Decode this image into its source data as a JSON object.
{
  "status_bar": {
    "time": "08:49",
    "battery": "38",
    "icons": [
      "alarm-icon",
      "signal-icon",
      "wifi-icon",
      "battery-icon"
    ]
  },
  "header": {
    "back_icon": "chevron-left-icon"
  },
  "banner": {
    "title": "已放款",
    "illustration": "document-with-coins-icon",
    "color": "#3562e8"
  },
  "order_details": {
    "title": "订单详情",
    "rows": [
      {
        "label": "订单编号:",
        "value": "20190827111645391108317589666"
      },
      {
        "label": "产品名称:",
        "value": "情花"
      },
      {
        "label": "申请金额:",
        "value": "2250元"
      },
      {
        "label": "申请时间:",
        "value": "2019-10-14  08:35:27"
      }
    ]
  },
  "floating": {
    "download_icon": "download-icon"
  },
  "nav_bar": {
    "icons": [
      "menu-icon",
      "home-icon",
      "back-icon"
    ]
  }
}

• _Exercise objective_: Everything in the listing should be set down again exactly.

• _Problem solution_:
Decode this image into its source data as a JSON object.
{
  "status_bar": {
    "time": "08:49",
    "battery": "38",
    "icons": [
      "alarm-icon",
      "signal-icon",
      "wifi-icon",
      "battery-icon"
    ]
  },
  "header": {
    "back_icon": "chevron-left-icon"
  },
  "banner": {
    "title": "已放款",
    "illustration": "document-with-coins-icon",
    "color": "#3562e8"
  },
  "order_details": {
    "title": "订单详情",
    "rows": [
      {
        "label": "订单编号:",
        "value": "20190827111645391108317589666"
      },
      {
        "label": "产品名称:",
        "value": "情花"
      },
      {
        "label": "申请金额:",
        "value": "2250元"
      },
      {
        "label": "申请时间:",
        "value": "2019-10-14  08:35:27"
      }
    ]
  },
  "floating": {
    "download_icon": "download-icon"
  },
  "nav_bar": {
    "icons": [
      "menu-icon",
      "home-icon",
      "back-icon"
    ]
  }
}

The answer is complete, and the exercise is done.